The US Department of Health and Human Services (HHS) has added another resource to aid clinicians in making data-driven decisions and improving health and health care. The Health Indicators Warehouse (HIW) is a Web portal providing a huge collection of health and health care indicator data to support innovations in information technology. I went to the warehouse and was confronted with nearly 1,200 indicators, including life expectancy, mortality, disease incidence or prevalence, determinants of health, and health care access, cost, quality, and use. The information was copious, but I wondered how, say, an asthma educator would use the information to determine if a new educational program was needed.

I talked to Todd Park, chief technology officer of HHS, and Amy Bernstein, chief, Analytic Studies Branch, Office of Analysis and Epidemiology, National Center for Health Statistics, about the warehouse. Park likened the warehouse to the National Oceanic and Atmospheric Administration (NOAA.) NOAA measures barometric pressure every night, then they publish it and other weather information online. People outside government use the downloadable data to make their forecasts on television news,, and the Weather Channel. “[HIW] is the NOAA of health care,” Park told me. “It’s free, easily downloadable, and machine readable. And no data compromises confidentiality.”

This data includes information on smoking, asthma, COPD, and interventions that have been documented to improve performance. The data has been gleaned from all across HHS and collected in one place in a way that makes it easy for innovators and developers to find and explore, not just from downloads but also by using application programming interfaces (APIs), which are available to developers from HIW.

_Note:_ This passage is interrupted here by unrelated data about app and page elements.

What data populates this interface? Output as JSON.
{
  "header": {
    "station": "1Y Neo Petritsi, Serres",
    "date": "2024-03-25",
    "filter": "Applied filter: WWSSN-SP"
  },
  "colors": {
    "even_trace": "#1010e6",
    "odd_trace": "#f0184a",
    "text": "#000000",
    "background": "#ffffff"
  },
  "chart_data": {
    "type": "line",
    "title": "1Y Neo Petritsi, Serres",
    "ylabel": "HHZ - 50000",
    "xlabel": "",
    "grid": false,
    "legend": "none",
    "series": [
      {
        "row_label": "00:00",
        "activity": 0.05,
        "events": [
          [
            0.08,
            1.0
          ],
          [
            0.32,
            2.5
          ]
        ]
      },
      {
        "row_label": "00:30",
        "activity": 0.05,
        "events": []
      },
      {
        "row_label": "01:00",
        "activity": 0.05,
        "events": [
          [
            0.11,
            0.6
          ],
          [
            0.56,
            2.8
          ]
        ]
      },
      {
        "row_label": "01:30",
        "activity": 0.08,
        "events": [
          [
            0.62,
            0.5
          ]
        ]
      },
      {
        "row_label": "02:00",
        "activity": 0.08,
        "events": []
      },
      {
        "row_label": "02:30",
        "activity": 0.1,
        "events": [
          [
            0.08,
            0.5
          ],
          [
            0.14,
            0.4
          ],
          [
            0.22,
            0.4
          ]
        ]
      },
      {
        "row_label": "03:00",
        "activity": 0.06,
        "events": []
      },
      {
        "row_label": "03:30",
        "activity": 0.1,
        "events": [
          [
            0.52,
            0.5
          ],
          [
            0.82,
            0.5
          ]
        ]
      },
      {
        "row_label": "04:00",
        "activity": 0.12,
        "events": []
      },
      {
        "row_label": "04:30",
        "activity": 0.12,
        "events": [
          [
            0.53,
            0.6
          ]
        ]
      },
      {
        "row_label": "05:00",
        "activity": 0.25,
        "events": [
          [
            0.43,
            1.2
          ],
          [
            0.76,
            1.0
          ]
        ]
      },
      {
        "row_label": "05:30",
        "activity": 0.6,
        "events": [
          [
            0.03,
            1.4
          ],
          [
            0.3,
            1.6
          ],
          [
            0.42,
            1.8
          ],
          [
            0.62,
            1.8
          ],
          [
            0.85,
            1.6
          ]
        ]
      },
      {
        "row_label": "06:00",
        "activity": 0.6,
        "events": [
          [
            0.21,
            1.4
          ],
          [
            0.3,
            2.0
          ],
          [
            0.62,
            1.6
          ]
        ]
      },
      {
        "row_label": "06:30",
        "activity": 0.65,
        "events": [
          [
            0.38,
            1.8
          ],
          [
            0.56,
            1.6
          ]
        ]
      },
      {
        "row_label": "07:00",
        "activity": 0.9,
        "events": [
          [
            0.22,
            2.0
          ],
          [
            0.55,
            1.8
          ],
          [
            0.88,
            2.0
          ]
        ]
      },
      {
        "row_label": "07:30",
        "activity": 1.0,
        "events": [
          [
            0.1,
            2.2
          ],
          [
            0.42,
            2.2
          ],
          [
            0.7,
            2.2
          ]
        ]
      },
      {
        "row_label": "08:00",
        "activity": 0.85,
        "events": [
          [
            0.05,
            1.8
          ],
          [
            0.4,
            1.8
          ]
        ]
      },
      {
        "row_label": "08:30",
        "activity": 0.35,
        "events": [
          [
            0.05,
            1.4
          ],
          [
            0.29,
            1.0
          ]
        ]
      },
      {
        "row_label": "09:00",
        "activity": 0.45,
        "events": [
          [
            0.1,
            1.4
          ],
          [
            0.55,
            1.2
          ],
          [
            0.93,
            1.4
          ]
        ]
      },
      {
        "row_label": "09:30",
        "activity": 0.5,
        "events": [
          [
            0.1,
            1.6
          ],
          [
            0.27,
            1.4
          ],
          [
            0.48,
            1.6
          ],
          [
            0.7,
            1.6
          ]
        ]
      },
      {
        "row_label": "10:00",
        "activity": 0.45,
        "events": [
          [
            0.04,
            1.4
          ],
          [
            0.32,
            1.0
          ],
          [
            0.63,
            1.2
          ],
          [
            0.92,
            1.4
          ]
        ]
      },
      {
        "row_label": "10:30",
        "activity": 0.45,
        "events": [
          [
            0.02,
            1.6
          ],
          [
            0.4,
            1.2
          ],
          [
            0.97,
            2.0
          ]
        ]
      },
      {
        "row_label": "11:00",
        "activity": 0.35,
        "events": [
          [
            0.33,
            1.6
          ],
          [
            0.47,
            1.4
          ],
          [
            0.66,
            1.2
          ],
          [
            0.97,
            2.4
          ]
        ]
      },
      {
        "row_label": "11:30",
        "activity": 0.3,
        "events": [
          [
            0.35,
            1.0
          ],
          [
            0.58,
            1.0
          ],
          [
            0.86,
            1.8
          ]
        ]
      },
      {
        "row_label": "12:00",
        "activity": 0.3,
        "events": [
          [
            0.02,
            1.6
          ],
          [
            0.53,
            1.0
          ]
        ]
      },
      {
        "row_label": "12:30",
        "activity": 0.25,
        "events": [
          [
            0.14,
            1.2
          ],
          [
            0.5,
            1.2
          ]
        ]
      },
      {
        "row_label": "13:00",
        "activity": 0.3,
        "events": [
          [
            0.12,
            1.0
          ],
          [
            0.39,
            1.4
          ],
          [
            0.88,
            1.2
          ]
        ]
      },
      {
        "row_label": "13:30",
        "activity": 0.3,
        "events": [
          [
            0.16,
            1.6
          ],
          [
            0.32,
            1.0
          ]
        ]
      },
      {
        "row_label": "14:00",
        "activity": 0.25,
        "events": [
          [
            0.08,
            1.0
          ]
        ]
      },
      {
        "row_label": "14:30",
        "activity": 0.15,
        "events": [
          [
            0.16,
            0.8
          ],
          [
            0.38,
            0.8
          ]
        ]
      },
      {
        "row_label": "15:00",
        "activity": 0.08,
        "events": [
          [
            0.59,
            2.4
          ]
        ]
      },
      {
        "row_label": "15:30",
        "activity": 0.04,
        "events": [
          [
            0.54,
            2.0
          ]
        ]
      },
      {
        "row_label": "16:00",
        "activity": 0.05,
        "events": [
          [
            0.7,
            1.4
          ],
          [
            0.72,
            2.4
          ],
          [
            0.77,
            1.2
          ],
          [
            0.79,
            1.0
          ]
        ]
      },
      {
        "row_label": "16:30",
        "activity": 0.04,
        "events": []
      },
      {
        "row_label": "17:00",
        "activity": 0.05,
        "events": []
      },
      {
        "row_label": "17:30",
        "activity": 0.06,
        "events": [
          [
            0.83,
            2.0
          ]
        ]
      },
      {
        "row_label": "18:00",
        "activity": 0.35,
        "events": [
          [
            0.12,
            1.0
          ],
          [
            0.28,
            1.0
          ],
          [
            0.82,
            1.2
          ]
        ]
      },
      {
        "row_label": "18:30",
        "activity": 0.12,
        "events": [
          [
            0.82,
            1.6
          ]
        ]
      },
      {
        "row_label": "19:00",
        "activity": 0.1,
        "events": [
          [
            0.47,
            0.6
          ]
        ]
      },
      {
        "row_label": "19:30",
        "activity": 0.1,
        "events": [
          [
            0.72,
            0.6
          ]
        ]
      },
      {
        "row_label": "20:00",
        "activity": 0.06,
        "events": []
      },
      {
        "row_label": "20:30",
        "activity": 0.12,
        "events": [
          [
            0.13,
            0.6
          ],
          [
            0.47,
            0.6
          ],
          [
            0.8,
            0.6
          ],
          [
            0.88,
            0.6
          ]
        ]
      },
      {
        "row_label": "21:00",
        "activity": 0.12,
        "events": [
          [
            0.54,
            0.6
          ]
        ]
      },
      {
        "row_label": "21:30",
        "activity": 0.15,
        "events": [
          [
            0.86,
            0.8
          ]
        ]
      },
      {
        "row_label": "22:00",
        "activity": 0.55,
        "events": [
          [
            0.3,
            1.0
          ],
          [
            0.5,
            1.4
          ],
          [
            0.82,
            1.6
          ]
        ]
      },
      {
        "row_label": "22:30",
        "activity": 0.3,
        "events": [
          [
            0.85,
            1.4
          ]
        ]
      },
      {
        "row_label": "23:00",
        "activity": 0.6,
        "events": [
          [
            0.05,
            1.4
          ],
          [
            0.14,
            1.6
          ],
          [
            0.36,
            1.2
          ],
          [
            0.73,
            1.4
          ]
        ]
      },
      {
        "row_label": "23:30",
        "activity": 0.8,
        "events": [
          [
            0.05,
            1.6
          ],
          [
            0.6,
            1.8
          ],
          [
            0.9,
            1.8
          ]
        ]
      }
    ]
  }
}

One such developer is Microsoft, which has enabled health system clients of its Amalga business intelligence application to download HHS-supplied community health data (which Microsoft has imported into its Azure data cloud) at the touch of a button. Amalga clients can use this data in many different ways. For instance, they can trace patients’ zip codes to their home counties and find out the air quality of that county. If the patients have asthma and air quality is poor, the discharge planner can customize the course of action for those patients accordingly (eg, proactive education, additional follow-up, etc) to help avoid readmission. This could be important in the next few years, as, under the Patient Protection and Affordable Care Act, hospitals will be rewarded for fewer readmissions.

The Health Indicators Warehouse is not just for app developers, however. Anyone can access the data. For instance, RTs who are asthma educators can compare data on adult/pediatric asthma admission rates from their region to the national indicators, and they can look at correlates of these indicators (there are 20). “They can look at differences in race and ethnicity and age, among others. Are certain groups less likely to have had asthma education? These could be the focus of intervention or education,” Park said.

I encourage you to visit the warehouse. The amount of information is staggering, but HIW is user friendly, and it could be the jumping off point for your own innovations.

—Marian Benjamin